* TASK DESCRIPTION
Gather all lines in the entries that include the word "simple".

(Component data from apps and pages)
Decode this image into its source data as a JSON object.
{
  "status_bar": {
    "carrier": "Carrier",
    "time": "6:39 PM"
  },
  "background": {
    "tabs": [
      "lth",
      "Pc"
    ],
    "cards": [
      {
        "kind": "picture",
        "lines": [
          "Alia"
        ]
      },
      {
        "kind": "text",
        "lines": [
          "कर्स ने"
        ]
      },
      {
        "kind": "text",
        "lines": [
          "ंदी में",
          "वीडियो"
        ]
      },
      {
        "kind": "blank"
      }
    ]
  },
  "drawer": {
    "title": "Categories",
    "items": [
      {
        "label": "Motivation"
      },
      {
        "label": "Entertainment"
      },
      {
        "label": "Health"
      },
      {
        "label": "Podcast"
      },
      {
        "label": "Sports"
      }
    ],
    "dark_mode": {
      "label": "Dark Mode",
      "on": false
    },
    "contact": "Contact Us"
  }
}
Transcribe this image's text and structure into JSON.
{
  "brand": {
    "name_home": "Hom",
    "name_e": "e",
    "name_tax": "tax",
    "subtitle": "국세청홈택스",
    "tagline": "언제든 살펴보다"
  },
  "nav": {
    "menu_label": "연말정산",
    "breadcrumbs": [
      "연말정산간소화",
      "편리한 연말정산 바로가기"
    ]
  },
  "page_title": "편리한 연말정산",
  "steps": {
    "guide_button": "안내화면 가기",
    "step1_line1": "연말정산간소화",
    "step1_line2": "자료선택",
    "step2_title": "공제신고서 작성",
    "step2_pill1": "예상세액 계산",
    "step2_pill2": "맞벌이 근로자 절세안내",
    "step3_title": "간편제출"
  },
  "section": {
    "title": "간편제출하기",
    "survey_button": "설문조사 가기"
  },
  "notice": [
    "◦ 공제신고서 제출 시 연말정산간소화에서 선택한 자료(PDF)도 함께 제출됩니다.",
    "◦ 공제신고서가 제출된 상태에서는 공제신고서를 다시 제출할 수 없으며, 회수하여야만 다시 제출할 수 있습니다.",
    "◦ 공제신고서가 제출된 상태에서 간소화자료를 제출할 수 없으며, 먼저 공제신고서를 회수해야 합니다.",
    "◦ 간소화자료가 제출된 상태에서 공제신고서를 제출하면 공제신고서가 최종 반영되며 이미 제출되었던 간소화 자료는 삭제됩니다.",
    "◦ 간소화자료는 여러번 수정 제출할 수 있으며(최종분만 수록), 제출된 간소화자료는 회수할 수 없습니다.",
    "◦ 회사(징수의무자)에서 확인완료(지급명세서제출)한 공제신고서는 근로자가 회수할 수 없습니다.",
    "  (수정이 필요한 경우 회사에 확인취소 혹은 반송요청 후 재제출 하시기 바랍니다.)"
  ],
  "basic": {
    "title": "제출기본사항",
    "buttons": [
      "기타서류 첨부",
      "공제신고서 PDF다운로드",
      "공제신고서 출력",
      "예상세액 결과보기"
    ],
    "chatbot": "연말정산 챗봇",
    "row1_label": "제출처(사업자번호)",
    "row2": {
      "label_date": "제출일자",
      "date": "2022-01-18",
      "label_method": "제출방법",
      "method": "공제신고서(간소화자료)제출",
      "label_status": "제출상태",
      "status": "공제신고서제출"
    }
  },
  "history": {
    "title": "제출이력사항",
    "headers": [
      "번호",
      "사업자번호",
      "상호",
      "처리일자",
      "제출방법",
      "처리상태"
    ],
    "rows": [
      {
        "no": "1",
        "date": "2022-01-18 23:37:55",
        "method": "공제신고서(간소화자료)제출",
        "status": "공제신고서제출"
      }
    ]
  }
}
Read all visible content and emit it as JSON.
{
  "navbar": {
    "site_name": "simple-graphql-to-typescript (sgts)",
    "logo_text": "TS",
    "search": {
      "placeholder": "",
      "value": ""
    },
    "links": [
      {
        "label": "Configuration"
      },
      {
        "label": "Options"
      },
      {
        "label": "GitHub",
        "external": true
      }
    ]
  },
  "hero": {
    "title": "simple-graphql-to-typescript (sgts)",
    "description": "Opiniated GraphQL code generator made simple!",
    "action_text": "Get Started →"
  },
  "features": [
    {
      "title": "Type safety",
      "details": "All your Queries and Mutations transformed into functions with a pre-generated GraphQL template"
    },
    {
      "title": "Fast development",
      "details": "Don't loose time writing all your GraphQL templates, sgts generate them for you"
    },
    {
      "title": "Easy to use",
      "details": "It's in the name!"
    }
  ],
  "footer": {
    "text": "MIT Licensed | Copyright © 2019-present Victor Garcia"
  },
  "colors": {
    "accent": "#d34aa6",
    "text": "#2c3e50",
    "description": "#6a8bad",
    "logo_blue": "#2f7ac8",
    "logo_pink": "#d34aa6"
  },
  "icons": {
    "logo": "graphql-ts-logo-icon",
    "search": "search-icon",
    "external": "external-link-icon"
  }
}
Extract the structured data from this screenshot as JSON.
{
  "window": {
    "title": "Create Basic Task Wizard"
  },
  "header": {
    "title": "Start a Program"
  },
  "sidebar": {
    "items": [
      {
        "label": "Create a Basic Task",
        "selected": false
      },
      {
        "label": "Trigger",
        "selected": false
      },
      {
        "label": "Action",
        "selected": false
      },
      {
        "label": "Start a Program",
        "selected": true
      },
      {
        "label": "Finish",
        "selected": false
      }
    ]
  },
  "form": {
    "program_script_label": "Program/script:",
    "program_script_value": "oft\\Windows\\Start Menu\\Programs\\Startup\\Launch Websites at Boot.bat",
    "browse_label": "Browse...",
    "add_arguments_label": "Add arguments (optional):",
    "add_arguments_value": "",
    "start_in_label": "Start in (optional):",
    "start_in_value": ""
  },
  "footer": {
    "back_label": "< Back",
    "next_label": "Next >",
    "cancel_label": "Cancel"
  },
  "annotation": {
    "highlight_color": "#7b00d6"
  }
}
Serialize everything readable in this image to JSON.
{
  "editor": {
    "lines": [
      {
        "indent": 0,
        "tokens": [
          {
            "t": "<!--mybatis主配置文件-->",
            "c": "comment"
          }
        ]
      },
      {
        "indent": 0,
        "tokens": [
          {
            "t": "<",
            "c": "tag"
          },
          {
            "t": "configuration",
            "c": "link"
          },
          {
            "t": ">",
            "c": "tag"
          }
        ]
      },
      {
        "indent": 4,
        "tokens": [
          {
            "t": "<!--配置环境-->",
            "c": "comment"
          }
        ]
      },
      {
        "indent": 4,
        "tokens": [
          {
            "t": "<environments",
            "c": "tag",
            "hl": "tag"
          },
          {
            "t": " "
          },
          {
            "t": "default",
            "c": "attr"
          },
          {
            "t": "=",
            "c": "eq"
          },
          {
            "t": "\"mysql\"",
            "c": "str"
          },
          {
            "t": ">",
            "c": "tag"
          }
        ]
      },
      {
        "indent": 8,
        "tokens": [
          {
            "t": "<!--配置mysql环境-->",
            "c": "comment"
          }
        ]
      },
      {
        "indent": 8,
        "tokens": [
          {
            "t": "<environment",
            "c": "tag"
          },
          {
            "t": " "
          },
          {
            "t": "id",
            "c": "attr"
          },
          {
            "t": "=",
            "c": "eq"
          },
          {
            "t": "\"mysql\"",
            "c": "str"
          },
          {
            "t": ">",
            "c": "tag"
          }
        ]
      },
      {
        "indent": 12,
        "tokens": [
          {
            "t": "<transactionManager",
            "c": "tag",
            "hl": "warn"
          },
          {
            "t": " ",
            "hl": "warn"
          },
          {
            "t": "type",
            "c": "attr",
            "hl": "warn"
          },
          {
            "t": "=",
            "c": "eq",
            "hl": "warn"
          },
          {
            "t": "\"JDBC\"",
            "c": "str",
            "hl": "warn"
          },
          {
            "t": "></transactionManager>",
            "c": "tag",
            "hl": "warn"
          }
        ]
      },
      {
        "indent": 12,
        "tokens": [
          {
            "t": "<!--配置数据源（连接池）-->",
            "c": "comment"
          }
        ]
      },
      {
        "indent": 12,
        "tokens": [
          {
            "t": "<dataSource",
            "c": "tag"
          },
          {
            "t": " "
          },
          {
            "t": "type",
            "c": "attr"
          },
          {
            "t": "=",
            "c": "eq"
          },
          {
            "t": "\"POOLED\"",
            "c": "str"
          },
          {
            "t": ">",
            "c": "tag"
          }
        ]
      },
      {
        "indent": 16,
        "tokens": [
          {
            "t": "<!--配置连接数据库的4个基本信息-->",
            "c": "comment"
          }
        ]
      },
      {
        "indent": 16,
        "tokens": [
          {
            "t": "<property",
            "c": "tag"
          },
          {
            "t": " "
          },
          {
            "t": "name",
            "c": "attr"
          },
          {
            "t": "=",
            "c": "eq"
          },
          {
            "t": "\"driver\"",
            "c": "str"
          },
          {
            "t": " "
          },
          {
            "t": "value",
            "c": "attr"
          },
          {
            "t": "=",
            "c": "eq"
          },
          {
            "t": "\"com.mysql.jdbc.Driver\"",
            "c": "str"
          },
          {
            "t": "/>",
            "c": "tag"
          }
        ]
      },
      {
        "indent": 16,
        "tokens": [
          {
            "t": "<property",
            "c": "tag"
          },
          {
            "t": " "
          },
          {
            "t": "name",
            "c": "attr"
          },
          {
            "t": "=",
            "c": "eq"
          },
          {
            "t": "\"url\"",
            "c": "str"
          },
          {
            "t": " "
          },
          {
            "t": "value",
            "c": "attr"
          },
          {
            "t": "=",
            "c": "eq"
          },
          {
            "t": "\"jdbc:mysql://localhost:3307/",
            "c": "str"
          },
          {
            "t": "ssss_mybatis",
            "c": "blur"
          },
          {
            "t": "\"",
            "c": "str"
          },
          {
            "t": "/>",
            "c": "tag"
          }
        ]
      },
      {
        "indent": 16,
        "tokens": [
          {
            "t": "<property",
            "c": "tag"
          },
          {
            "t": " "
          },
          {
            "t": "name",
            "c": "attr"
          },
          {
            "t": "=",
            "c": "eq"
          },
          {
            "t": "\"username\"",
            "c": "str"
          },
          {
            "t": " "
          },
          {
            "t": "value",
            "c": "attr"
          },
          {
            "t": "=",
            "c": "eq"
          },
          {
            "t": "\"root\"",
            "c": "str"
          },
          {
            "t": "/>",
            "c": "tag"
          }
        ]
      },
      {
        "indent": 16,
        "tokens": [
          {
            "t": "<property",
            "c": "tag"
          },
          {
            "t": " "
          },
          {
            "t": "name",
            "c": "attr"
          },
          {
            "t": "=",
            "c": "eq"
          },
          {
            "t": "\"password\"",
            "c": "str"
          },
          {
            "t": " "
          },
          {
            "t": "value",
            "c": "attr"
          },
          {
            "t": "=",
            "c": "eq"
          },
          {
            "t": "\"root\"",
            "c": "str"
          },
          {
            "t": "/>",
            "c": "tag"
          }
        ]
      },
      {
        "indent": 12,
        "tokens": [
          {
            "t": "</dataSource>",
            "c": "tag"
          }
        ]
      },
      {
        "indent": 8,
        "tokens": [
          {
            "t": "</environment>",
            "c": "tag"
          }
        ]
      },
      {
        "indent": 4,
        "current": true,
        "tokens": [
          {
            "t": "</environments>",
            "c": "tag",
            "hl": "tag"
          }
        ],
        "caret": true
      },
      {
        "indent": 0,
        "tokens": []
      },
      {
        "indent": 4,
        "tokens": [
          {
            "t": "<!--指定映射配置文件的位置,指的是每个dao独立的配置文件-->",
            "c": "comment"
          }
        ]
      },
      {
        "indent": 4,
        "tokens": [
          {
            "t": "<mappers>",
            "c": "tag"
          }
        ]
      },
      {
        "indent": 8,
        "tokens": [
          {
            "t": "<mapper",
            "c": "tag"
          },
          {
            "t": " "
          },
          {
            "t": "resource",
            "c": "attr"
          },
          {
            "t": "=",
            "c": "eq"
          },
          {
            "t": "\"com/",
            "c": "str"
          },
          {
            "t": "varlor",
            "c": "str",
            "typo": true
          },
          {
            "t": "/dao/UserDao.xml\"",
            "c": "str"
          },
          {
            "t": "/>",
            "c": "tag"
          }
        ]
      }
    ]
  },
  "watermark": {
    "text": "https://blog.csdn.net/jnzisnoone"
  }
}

* REPLY
    "site_name": "simple-graphql-to-typescript (sgts)",
    "title": "simple-graphql-to-typescript (sgts)",
    "description": "Opiniated GraphQL code generator made simple!",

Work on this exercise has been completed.